- _WORK ITEM_: Write out every record again, exactly.

- _THE RECORDS_:

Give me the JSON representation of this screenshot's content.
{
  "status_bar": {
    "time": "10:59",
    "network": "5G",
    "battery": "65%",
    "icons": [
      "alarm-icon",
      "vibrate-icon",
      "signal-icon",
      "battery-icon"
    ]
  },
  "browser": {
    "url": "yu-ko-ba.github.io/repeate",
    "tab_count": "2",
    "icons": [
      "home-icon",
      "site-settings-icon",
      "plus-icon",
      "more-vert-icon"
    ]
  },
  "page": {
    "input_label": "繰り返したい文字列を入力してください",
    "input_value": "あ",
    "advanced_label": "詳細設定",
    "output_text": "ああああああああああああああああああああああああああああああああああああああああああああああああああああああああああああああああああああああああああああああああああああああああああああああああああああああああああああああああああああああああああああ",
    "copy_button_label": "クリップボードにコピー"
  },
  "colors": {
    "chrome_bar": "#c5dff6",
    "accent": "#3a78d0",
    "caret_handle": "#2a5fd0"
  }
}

- _OUTPUT OF THE TASK_:
Give me the JSON representation of this screenshot's content.
{
  "status_bar": {
    "time": "10:59",
    "network": "5G",
    "battery": "65%",
    "icons": [
      "alarm-icon",
      "vibrate-icon",
      "signal-icon",
      "battery-icon"
    ]
  },
  "browser": {
    "url": "yu-ko-ba.github.io/repeate",
    "tab_count": "2",
    "icons": [
      "home-icon",
      "site-settings-icon",
      "plus-icon",
      "more-vert-icon"
    ]
  },
  "page": {
    "input_label": "繰り返したい文字列を入力してください",
    "input_value": "あ",
    "advanced_label": "詳細設定",
    "output_text": "ああああああああああああああああああああああああああああああああああああああああああああああああああああああああああああああああああああああああああああああああああああああああああああああああああああああああああああああああああああああああああああ",
    "copy_button_label": "クリップボードにコピー"
  },
  "colors": {
    "chrome_bar": "#c5dff6",
    "accent": "#3a78d0",
    "caret_handle": "#2a5fd0"
  }
}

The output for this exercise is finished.